Over the holidays, the journal Science published its annual, end-of-the-year list of research breakthroughs, from anthropology to zoology. I always look forward to seeing the list and reflecting on some of the stunning advances reported in the past 12 months. Last year was no exception. Science’s 2017 Breakthrough of the Year, as chosen by its editors, was in the field of astrophysics. Scientists were able to witness the effects of the collision of two neutron stars—large stars with collapsed inner cores—smacking into each other 130 million light years away. How cool is that!

Numbered prominently among the nine other breakthroughs were five from biomedicine: gene therapy, gene editing, cancer immunotherapy, cryo-EM, and biology preprints. All involved varying degrees of NIH support, and all drew great interest from readers. In fact, three of the top four vote-getters in the “People’s Choice” category came from biomedicine. That includes the People’s 2017 Breakthrough of the Year: gene therapy success.

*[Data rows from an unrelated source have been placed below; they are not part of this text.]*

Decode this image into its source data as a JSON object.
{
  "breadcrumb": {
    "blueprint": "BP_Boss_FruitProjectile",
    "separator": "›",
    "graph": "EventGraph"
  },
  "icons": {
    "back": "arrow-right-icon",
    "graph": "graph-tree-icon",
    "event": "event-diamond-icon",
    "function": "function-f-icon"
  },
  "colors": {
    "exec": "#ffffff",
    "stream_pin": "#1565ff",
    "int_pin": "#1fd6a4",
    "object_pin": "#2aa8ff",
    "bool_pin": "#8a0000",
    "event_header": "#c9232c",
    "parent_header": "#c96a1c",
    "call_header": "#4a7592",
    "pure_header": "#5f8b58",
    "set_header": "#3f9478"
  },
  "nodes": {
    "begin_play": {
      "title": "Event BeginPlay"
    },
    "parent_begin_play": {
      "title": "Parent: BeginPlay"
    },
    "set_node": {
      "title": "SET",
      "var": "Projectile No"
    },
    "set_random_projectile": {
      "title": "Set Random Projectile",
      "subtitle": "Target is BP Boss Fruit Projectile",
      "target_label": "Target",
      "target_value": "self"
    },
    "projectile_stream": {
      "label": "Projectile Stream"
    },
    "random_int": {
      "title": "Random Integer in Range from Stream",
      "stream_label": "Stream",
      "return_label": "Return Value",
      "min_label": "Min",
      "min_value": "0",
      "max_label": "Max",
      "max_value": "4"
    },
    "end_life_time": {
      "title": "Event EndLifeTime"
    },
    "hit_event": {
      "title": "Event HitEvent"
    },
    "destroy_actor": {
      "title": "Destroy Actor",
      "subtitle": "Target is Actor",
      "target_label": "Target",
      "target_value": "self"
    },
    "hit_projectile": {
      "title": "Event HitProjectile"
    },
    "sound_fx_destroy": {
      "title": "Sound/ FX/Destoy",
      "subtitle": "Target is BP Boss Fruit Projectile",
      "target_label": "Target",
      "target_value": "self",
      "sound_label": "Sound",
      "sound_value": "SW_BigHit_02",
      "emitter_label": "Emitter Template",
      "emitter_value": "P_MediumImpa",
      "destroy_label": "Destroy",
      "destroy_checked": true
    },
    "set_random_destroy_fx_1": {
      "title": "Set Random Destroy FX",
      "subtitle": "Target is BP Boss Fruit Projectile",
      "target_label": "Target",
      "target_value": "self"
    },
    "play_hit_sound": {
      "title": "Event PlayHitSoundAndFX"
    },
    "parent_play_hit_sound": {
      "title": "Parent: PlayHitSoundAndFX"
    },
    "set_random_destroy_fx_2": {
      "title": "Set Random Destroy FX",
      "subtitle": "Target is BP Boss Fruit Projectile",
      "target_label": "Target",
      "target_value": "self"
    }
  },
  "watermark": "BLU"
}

And so, in what has become a Director’s Blog tradition, I’ll kick off our new year of posts by taking a closer look at these biomedical breakthroughs—starting with the little girl in the collage above, and moving clockwise around the images: